#### Work to be completed
The required output is the exact sequence of lines from the line holding "Output a JSON" to the end of the records, inclusive.

#### Listed records
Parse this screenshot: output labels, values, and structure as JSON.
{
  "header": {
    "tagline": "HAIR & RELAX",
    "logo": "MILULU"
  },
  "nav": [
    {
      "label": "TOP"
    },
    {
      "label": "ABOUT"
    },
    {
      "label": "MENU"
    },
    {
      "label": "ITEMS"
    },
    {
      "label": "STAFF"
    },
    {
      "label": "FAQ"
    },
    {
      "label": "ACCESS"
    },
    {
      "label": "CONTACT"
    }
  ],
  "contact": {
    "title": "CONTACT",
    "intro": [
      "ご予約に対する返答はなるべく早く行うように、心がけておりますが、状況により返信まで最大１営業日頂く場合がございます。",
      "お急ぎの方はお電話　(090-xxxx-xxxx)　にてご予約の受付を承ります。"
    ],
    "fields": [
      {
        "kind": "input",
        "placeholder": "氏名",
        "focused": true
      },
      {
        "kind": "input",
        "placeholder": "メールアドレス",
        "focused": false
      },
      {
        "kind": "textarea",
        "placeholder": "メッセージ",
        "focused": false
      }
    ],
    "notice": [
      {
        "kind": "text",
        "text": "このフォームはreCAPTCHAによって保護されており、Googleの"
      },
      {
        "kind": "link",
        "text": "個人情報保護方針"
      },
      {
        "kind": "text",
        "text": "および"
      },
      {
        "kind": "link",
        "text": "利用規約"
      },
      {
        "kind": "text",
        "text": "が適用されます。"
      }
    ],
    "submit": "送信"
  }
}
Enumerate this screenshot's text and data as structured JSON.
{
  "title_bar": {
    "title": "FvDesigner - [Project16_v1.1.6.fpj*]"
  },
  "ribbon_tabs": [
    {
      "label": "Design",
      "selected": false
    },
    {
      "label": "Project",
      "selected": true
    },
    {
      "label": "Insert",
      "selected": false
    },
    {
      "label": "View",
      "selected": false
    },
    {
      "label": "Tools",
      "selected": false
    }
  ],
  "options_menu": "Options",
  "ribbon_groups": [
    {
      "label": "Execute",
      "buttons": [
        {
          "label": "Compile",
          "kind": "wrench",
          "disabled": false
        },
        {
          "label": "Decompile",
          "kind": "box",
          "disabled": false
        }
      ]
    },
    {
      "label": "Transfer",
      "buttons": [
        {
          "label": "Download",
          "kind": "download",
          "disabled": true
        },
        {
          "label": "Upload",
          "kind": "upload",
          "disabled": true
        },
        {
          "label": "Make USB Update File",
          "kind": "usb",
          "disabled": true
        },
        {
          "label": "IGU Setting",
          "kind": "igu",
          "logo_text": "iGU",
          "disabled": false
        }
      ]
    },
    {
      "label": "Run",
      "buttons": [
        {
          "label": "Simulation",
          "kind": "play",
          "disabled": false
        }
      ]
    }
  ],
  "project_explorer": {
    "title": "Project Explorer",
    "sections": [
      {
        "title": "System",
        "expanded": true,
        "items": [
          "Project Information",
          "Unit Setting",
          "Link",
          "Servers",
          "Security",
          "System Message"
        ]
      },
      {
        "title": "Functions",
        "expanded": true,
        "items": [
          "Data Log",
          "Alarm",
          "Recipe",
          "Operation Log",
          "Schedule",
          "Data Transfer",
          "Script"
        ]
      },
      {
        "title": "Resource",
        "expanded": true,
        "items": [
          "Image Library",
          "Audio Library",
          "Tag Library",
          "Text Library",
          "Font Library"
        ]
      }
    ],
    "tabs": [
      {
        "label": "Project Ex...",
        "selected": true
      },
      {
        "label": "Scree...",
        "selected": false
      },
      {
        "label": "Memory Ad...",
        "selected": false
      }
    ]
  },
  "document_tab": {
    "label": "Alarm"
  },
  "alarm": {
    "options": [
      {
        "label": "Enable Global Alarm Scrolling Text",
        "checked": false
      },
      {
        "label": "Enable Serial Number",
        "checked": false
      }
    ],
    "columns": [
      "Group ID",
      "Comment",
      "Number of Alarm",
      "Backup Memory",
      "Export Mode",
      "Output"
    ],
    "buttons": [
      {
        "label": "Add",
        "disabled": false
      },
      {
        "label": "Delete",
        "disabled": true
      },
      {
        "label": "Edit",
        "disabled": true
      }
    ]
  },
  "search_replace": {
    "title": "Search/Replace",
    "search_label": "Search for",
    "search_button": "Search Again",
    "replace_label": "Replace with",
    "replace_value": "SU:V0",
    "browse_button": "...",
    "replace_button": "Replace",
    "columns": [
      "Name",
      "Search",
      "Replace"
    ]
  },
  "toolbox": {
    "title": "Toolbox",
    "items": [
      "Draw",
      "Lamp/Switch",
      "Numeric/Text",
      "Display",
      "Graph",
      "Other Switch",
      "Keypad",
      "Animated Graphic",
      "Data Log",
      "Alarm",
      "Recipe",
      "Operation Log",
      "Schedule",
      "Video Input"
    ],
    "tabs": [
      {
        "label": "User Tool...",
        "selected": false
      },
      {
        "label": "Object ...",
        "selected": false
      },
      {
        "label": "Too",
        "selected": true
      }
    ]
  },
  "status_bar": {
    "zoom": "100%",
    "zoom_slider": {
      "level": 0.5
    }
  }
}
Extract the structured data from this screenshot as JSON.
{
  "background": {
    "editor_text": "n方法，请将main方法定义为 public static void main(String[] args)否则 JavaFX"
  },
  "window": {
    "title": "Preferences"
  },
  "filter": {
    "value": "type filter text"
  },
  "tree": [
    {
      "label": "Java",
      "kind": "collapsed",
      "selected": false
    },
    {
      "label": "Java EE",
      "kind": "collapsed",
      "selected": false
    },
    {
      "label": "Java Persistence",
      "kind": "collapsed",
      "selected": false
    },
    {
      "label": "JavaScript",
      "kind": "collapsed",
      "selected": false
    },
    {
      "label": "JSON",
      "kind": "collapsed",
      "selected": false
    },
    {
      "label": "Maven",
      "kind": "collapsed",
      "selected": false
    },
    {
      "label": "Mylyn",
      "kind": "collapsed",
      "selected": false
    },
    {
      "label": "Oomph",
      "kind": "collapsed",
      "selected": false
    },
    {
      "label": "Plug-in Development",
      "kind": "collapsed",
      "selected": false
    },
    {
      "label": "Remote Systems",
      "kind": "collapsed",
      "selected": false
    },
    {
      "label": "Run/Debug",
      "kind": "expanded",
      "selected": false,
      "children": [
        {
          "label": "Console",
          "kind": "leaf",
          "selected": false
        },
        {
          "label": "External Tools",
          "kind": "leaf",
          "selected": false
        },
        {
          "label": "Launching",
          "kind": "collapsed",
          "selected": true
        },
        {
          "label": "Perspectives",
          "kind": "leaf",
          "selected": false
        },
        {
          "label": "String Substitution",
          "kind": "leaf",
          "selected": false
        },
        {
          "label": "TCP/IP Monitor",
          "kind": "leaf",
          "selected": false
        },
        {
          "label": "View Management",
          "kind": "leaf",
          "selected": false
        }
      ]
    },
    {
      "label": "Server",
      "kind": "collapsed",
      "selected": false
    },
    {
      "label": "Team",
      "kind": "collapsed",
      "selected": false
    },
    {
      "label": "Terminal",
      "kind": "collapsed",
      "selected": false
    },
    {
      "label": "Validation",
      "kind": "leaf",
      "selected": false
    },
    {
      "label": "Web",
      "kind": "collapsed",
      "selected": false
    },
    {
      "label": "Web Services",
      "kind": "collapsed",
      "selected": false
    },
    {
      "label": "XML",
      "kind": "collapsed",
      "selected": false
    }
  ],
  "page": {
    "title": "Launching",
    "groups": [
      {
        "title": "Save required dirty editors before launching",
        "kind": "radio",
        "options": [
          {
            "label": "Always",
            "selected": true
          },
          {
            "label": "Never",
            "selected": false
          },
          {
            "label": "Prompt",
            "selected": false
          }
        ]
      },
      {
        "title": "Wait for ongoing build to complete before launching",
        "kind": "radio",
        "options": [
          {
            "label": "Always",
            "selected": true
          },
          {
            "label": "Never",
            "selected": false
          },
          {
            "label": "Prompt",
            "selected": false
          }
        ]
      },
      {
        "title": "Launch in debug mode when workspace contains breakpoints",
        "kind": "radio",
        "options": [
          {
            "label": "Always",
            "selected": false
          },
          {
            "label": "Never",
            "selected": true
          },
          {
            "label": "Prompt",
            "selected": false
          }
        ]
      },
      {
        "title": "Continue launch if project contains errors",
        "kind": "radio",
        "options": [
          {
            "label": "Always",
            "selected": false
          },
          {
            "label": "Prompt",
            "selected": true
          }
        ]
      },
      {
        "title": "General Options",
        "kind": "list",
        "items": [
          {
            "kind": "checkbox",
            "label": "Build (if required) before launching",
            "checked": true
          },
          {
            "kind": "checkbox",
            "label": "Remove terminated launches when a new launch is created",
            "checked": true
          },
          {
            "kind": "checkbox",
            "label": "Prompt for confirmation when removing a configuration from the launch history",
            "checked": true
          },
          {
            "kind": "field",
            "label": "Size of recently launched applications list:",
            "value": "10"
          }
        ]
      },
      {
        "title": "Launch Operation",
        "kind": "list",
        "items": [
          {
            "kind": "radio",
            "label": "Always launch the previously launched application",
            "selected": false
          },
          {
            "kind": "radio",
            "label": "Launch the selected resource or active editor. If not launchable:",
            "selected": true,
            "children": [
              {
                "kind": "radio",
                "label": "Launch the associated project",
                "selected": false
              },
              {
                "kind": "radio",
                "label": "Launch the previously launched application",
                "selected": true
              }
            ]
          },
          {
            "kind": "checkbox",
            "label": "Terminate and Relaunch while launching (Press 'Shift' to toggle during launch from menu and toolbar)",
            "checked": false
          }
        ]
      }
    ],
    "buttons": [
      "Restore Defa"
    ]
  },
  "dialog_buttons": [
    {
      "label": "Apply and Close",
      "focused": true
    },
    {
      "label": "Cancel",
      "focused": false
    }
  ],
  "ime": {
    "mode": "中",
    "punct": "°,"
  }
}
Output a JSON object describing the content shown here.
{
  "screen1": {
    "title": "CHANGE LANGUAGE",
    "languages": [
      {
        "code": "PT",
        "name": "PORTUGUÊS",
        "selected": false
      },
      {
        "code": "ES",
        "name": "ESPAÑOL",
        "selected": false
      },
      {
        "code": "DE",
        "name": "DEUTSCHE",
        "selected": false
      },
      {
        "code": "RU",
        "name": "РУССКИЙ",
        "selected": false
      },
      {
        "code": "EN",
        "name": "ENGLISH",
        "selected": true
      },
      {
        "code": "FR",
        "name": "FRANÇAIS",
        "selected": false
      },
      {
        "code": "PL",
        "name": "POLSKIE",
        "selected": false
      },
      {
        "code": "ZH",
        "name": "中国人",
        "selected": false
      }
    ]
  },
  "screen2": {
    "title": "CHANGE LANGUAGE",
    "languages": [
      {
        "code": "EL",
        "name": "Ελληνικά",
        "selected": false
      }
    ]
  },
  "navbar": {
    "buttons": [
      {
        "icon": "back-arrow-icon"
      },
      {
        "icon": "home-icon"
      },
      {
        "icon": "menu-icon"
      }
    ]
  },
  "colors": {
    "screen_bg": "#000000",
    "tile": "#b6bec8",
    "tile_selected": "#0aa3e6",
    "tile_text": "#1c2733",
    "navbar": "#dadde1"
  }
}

#### Expected answer
Output a JSON object describing the content shown here.
{
  "screen1": {
    "title": "CHANGE LANGUAGE",
    "languages": [
      {
        "code": "PT",
        "name": "PORTUGUÊS",
        "selected": false
      },
      {
        "code": "ES",
        "name": "ESPAÑOL",
        "selected": false
      },
      {
        "code": "DE",
        "name": "DEUTSCHE",
        "selected": false
      },
      {
        "code": "RU",
        "name": "РУССКИЙ",
        "selected": false
      },
      {
        "code": "EN",
        "name": "ENGLISH",
        "selected": true
      },
      {
        "code": "FR",
        "name": "FRANÇAIS",
        "selected": false
      },
      {
        "code": "PL",
        "name": "POLSKIE",
        "selected": false
      },
      {
        "code": "ZH",
        "name": "中国人",
        "selected": false
      }
    ]
  },
  "screen2": {
    "title": "CHANGE LANGUAGE",
    "languages": [
      {
        "code": "EL",
        "name": "Ελληνικά",
        "selected": false
      }
    ]
  },
  "navbar": {
    "buttons": [
      {
        "icon": "back-arrow-icon"
      },
      {
        "icon": "home-icon"
      },
      {
        "icon": "menu-icon"
      }
    ]
  },
  "colors": {
    "screen_bg": "#000000",
    "tile": "#b6bec8",
    "tile_selected": "#0aa3e6",
    "tile_text": "#1c2733",
    "navbar": "#dadde1"
  }
}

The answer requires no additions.